Then there’s the math on the other side of the enrollment formula to consider. According to an announcement this week from the National Student Clearinghouse, our agreed-upon source of enrollment data, college enrollment increased this past fall. Yes, it increased.

That’s remarkable since people are losing faith in college and since companies are moving away from degrees and since colleges are closing everywhere and all that. Turns out, compared to last year, more people want the products that higher education is offering. The market is speaking.

According to the Clearinghouse, “Undergraduate enrollment grew 1.2 percent (+176,000) in fall 2023.” That may not seem like a ton, but it is. For comparison, the demographic contraction that’s expected in about 2026 is forecast to be a dip of about 12% over ten years, give or take. That’s about 1.2% annually. In other words, the uptick reported this week knocks a full year off the length of the trough that’s coming. That’s great news.

The better news is that enrollment growth was even stronger among community colleges, which were absolutely bludgeoned during the pandemic. The new data show that, “among the three largest sectors, growth was highest at community colleges, which gained 118,000 students (+2.6%).” That’s good not just for community colleges but for the four-year colleges that will pick up some of those new matriculators in two years or so. It’s also good because community colleges are magnets for older workforce participants returning to school – exactly the population you’d want to pull if you’re trying to offset projected declines with young freshmen.

The Clearinghouse says that public and non-profit private schools saw enrollment gains too. And that two-thirds of states were net positive in enrollment. Again, great news.

Unfortunately, enrollment is also growing at investor-backed for-profit schools. Though their collective piece of the education pie has shrunk so far so fast that if a single chartered tourist bus accidentally unloaded at a for-profit college, you could see it in the data. For-profit colleges, the Clearinghouse reports, now enroll only about 600,000 students. Public four-year colleges enroll more than ten times that number, surpassing 6.1 million students.

At a higher level, the total enrollment bump is important because experts and analysts were not deeply worried that American colleges could not survive an enrollment drop of 12% over a decade, they were worried that such a drop, on the heels of a palpable pullback during the pandemic would be, could be, a different matter.

That concern is fading. If the current trend holds for another year, many schools will be back to their pre-pandemic enrollment numbers, some have already surpassed them.

Either way, students are increasingly going to college.
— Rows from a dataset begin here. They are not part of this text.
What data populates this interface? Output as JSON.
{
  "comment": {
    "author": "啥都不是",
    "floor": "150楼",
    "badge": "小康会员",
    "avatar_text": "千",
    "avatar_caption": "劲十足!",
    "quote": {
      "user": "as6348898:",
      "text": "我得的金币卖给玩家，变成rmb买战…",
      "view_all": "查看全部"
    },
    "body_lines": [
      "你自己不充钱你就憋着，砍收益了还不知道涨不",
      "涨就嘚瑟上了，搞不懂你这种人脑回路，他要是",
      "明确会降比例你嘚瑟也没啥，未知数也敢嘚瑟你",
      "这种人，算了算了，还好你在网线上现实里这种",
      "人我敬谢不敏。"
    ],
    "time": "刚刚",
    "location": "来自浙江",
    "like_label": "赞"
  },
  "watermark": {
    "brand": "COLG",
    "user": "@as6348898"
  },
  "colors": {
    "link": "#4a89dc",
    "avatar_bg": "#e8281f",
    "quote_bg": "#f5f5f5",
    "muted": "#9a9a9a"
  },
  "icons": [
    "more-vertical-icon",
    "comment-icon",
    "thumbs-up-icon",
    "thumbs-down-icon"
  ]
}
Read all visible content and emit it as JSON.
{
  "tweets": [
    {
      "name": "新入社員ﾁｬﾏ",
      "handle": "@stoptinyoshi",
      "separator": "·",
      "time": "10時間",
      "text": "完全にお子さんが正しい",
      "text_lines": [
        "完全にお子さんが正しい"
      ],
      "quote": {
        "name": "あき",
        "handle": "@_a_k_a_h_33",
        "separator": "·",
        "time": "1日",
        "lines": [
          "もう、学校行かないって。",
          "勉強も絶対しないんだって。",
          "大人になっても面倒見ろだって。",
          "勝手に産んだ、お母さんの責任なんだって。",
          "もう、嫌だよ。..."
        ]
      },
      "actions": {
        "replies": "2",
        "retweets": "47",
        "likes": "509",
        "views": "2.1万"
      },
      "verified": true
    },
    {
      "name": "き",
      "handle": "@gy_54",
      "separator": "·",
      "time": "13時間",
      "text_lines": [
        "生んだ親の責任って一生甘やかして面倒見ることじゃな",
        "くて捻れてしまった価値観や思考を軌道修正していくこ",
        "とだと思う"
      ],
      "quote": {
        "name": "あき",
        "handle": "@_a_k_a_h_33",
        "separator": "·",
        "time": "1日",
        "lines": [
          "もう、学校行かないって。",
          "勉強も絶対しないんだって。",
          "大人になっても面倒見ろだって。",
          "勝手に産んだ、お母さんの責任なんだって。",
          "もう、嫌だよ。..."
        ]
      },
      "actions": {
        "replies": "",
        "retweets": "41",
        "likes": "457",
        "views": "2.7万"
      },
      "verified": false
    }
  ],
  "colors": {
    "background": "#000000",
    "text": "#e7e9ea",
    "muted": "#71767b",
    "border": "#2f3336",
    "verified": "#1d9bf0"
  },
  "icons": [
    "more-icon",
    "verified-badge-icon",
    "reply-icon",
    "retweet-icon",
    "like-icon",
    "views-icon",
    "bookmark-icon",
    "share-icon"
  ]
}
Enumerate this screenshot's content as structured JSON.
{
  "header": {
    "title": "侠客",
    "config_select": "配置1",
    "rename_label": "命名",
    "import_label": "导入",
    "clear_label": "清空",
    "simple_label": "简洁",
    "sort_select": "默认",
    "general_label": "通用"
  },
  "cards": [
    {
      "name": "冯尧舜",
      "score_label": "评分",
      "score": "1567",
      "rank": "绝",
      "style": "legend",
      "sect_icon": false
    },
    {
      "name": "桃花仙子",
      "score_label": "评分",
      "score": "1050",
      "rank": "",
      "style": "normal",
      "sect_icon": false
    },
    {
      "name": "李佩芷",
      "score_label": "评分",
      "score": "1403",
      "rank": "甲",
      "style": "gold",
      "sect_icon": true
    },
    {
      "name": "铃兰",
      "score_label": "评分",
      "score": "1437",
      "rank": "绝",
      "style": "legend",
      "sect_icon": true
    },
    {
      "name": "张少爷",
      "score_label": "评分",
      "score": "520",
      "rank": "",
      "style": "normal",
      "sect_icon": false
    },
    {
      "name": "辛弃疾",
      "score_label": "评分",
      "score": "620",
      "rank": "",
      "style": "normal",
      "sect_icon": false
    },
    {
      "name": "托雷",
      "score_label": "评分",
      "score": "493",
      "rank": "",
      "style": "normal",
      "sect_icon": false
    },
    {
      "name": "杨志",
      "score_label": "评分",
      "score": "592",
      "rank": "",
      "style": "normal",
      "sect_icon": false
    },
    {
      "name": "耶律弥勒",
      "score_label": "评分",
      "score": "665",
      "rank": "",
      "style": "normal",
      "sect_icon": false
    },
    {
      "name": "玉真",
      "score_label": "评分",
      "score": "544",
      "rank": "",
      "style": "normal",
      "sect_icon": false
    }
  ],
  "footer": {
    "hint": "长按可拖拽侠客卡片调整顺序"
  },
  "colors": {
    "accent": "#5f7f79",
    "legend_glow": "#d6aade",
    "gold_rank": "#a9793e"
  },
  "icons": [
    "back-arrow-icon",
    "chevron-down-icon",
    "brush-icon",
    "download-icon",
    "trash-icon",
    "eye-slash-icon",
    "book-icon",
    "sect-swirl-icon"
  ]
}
That’s not conjecture, it’s an actual indicator of the health and value of American colleges. And it’s outstanding news.

Originally posted on Forbes January 25, 2024